● YOUR TASK
From the material below, work out how many lines contain "this" and answer with the number only.

● SUPPLIED DATA
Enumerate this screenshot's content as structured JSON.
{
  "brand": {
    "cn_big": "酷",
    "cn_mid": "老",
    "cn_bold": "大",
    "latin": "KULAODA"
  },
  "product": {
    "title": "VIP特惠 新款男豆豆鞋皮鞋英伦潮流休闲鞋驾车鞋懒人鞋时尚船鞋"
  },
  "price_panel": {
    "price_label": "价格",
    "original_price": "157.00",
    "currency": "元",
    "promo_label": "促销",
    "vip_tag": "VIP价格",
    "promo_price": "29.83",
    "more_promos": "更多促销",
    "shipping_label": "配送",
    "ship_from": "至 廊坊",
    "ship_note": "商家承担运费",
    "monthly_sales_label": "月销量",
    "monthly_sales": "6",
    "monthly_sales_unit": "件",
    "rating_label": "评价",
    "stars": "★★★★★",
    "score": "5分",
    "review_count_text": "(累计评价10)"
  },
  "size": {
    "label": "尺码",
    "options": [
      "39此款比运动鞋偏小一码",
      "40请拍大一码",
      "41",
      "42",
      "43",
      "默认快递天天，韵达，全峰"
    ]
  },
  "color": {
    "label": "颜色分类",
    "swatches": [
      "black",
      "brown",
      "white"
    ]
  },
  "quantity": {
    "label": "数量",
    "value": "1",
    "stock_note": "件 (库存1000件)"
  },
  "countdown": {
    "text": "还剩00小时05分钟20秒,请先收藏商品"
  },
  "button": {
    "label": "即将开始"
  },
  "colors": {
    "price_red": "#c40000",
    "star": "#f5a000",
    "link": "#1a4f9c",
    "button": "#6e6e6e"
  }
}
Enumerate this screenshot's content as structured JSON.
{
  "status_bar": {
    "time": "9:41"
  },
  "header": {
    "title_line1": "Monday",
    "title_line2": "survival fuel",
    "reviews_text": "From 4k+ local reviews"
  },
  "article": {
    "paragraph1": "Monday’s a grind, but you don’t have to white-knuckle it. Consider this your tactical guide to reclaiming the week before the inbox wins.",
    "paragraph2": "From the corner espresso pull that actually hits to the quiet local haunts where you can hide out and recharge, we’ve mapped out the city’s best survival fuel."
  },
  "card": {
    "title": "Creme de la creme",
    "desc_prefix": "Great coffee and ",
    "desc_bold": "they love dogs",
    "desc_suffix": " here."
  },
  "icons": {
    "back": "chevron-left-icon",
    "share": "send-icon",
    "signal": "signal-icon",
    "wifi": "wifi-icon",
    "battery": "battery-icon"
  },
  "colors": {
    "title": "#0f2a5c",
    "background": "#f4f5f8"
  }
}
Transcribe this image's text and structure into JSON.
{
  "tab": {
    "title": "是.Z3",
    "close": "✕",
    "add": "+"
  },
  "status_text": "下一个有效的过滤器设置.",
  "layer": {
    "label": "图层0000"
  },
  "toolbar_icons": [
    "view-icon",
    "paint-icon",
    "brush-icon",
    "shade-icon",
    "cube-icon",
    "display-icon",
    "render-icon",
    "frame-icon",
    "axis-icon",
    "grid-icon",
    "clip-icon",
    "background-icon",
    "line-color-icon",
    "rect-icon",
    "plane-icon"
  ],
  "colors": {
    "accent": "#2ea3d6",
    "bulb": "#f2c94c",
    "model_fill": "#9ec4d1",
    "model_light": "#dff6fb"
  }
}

● SOLUTION TO THE PROBLEM
4